In addition to the similarity in our aims, Malina investigates virtually the same ancient materials as I, by much the same means, and with much the same conclusions, with two exceptions. He does, it is true, as a matter of style offer a significant array of references to modern sources — but largely to reject their findings! When it comes to rabbinic texts (which Radner says I treat so poorly) Malina treats the passages citing R. Eliezer (15-17) exactly as I do, but (in my opinion) subverts his own argument. How?

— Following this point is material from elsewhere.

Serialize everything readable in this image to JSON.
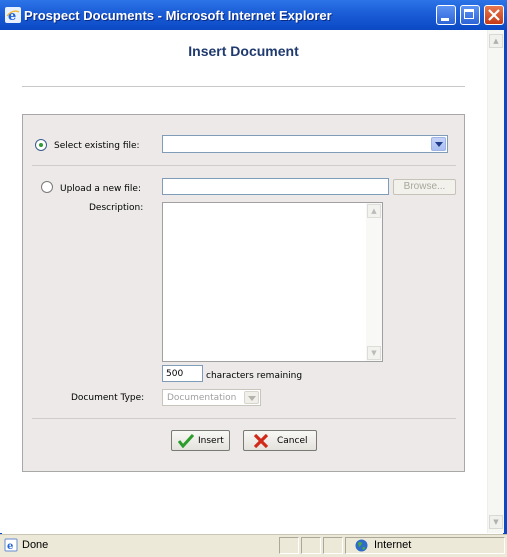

Eliezer, as I point out (128) held that if a man had intercourse with a woman without the intent of marrying her he rendered her a harlot. But by failing to note the stress on lack of intentionality to marry her, Malina weakens his own argument: this is not about pre-marital sex, but what we would call “casual sex” or perhaps sexual exploitation. Malina’s aim is only to exclude “pre-betrothal, pre-marital, heterosexual intercourse of a non-cultic or non-commercial nature, i.e., what we call ‘fornication’ today” from the range of the word group. (17) With its focus on the intent not to marry, Eliezer’s ruling is actually consonant with Malina’s conclusion: that pre-marital sex is not porneia. (If the couple don't marry, the sex wasn't pre-marital, was it?)
Malina also cites Rashi’s reading of Eliezer to refer to sex between persons where legal marriage was forbidden. (16) This opens the question of the “forbidden relations” and Leviticus 18. In this context, Malina makes passing reference to male same-sexuality as included among forbidden relations, and then suggests that porneia — in addition to the figurative application to idolatry which I also elucidate — applies to any sexual immorality condemned in Torah, with specific reference to Leviticus 18. (13)

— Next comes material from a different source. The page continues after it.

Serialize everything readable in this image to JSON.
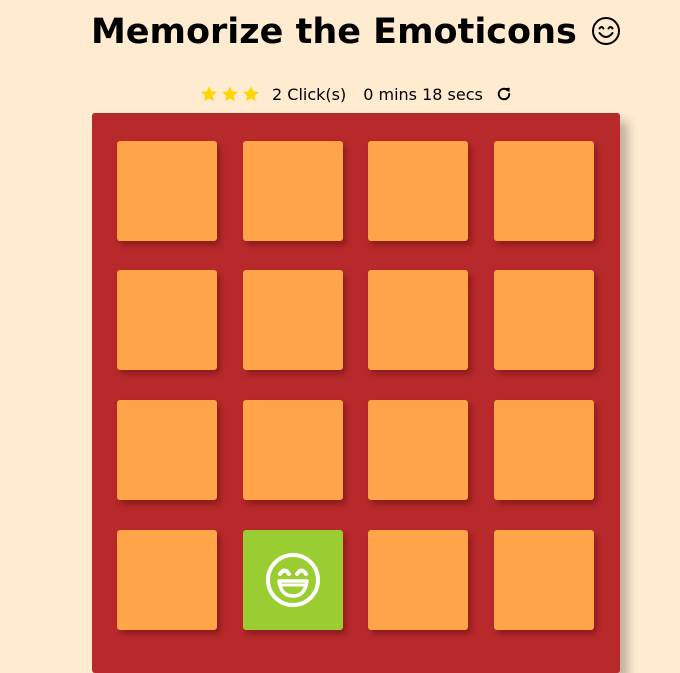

In this Malina and I actually are at odds. But does he “provide counter-evidence” to my argument? Although he makes this assertion about Leviticus two or three times in this short essay, he provides no reference from the primary sources to support it, and the secondary citations are of a very general nature. To the contrary, I have assembled primary citations against this conclusion. (126-132).
Most importantly the “forbidden relations” (arayot) include categories not found in Leviticus, as Malina notes(13). But not all of the arayot, in Leviticus or not, are referred to as porneia/zenut in the contemporary or later Jewish literature. (Leviticus 18 itself does not use the term at all.) As a matter of fact, as I note, porneia appears only to be applied on a very occasional basis in Jewish literature (e.g., Sirach 23:16-17) to the incest prohibitions of Leviticus 18, a section of Leviticus with its own internal unity based on the category of “likeness of flesh.” (see R&H 129) Moreover, two of the arayot appearing in Leviticus 18 (sex with a menstruant or a beast) are explicitly excluded from porneia/zenut in the Rabbinic tradition (bTerumah 29b, 30b). (ibid. 131)
So, on this point, far from providing counter-evidence to my thesis, Malina shows the same sort of over-broadening of the range of meaning of which he accuses the traditional lexica in regard to pre-marital sex.
I will also note that Malina is careful to point out that the Pseudepigrapha, such as Jubilees, only “perhaps” refer to homosexuality. (14) This is one of those “maybes” that Radner finds so troublesome, but which real scholars live by. In this case, my findings show that the Pseudepigrapha (Jubilees, Enoch, the Testaments), like our canonical Jude, link the story of Sodom with that of the Watchers (or Nephilim) from Genesis 6, and that the concern, as Jude 7 shows, is not homosexuality, but explicitly heterocarnality — “going after different (heteras) flesh. (167-168)
So, does this amount to refutation? Or even persuasive “counter-evidence?” And is this the best that Radner could find? You be the judge; or rather, the jury. I have no need to convince the prosecutor.
Tobias Stanislas Haller BSG